The first step in developing a response to a specific crime-conflict nexus is understanding the situational and institutional relationships between the OCGs and the conflict actors. How deep are the connections? What kind of illicit activities are they involved in? How do local communities perceive that activity and the groups relationship to it? What is the relationship between the groups and local communities? One of the most important things a state’s response must account for is the degree to which a local community depends on the illicit economy or an illicit commodity in particular. For instance, state’s may look to take a hardline approach to drug trafficking due to its frequent intersection with violent extremism. However, a hardline legalist approach that fails to provide economic alternatives for local communities that may depend on it to make a living (such as some rural Afghan communities with Opium cultivation), will leave those communities continuously vulnerable to exploitation by violent extremists and other groups participating in the illicit economy.

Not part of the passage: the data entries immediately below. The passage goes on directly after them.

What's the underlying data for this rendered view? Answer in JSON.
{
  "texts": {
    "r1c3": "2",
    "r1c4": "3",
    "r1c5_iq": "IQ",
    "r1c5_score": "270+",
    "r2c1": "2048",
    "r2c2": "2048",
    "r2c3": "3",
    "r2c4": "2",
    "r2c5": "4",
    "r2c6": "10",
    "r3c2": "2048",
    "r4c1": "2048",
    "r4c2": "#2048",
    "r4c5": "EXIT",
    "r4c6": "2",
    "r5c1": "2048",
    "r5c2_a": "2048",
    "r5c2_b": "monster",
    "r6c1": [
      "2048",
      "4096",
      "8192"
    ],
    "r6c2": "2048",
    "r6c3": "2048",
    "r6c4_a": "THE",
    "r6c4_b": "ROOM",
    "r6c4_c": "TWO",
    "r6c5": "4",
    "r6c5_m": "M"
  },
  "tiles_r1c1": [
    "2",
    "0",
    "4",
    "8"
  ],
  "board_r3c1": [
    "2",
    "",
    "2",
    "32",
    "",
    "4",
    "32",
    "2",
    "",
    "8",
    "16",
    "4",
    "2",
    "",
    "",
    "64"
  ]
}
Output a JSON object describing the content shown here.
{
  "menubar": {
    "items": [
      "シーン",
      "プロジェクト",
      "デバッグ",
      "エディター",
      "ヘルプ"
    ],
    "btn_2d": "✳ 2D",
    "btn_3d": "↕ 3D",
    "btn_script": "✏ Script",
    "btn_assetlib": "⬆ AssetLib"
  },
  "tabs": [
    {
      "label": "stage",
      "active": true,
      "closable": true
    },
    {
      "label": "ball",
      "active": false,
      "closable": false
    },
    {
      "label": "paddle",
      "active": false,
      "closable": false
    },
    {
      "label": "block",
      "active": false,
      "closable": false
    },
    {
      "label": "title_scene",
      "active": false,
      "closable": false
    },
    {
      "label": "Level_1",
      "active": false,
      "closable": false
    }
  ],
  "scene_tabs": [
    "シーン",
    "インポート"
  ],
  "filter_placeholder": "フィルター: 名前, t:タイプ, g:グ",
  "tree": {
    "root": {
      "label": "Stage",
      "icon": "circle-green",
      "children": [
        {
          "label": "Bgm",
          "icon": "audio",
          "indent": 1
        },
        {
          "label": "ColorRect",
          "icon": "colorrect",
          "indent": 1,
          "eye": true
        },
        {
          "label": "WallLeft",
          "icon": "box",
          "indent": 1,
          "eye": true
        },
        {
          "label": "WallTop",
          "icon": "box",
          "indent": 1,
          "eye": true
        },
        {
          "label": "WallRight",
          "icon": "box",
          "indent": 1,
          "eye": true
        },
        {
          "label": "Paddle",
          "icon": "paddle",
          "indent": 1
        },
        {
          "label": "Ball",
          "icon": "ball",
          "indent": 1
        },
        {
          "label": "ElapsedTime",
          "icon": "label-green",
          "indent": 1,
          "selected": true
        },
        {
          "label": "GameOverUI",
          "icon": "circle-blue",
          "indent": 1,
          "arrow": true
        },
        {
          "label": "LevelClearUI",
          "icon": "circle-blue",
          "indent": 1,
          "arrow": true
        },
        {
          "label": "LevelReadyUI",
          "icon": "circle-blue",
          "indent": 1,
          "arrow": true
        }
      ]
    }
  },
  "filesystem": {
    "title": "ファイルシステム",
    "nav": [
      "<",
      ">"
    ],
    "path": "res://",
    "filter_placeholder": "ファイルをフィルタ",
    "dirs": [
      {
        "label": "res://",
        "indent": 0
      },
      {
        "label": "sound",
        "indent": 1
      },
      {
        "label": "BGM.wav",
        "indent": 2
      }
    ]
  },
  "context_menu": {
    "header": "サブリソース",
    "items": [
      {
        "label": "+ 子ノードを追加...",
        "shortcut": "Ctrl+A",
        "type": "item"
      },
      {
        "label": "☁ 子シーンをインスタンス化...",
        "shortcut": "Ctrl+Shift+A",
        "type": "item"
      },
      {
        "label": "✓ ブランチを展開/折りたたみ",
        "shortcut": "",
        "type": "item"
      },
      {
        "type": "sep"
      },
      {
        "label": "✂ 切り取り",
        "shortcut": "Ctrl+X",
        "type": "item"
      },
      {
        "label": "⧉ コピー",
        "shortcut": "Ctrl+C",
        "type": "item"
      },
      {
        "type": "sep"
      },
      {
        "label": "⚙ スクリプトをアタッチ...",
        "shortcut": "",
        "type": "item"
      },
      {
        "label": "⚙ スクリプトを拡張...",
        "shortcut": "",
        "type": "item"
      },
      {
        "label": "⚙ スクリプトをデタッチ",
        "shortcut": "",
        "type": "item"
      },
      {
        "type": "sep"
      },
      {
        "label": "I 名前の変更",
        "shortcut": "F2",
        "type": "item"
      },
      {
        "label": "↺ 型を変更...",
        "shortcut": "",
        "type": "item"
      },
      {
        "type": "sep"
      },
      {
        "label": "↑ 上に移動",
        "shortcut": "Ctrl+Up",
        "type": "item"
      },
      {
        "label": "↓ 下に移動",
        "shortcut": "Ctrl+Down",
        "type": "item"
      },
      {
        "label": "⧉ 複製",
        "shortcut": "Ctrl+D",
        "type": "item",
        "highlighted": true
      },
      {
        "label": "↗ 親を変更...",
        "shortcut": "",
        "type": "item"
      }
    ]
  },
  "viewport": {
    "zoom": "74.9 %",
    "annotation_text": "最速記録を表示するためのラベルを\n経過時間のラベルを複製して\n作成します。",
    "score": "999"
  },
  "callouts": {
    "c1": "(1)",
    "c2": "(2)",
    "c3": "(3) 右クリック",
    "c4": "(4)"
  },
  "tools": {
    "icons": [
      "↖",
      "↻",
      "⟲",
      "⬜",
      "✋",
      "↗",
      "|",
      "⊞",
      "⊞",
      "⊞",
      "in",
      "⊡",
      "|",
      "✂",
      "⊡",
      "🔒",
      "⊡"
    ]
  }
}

The disadvantages of such an approach can be observed with Sahelian efforts to counter motorbike trafficking, with motorbikes emerging as an essential commodity for VEOs in the region. Bans and curfew policies from Sahelian states have proved more disadvantageous for everyday citizens than for VEOs and have, in some cases, facilitated recruitment for VEOs. The same can also be said to state approaches to artisanal gold mining, in which VEOs acting as de facto guarantors of local community prospecting has led to greater support for groups like JNIM, as states crackdowns on gold mining has allowed JNIM to position themselves as protectors of and providers of economic opportunities.
Ultimately, responses must be even more sensitive to local feelings than the approaches taken by VEOs themselves. A ban or curfew on motorbikes for instance, will be, and has been, counter-productive. Interventions targeting popular illicit activities like artisanal gold-mining will pose different challenges than interventions targeting KFR, and require different solutions. As one report noted, state crackdowns on gold mining “has frequently proved counterproductive and played into JNIM’s governance narratives, where the group positions itself as a provider of economic opportunities, and a ‘gatekeeper’ enabling access to resources forbidden by the state.” Instead, states ought to prioritize service provision and economic opportunities, so they can outcompete with VEOs for legitimacy and separate civilians from the crime-terror nexus as much as possible.
The importance of civilian attitudes to this nexus is illustrated by how territory changes VEO behavior. The status of a territory in relation to the group (whether they control it or whether they are infiltrating the territory) affects their relationship to illicit activities like livestock theft and KFR. In areas they are infiltrating JNIM may generate revenue directly through the looting of livestock, however in areas they control, they adopt a fairer governance based approach that is more likely to be supported by local communities. Similarly, KFR was unpopular in areas that JNIM controlled, seeing it as a problem for sustaining local legitimacy. Understanding the importance of local support, when issues of funding and issues of legitimacy conflict, VEOs like JNIM tend to care more about legitimacy. States ought to similarly center local attitudes in their response to the crime-terror nexus, by emphasizing local well-being and sustainability in their responses.
The strategic demand to center local communities in state responses should not preclude security or legalist approaches where they make sense. Getting this balance right requires an understanding of local communities and their relationship to the illicit economy just as much as it requires an understanding of the VEOs or OCGs. First and foremost, responses to the crime-conflict nexus must be contextual. They must understand the difference between illicit networks that are considered legitimate by local communities and those that only benefit a small number of figures within VEOs and TCNs. In addition, responses must have solutions for providing alternative economic opportunities.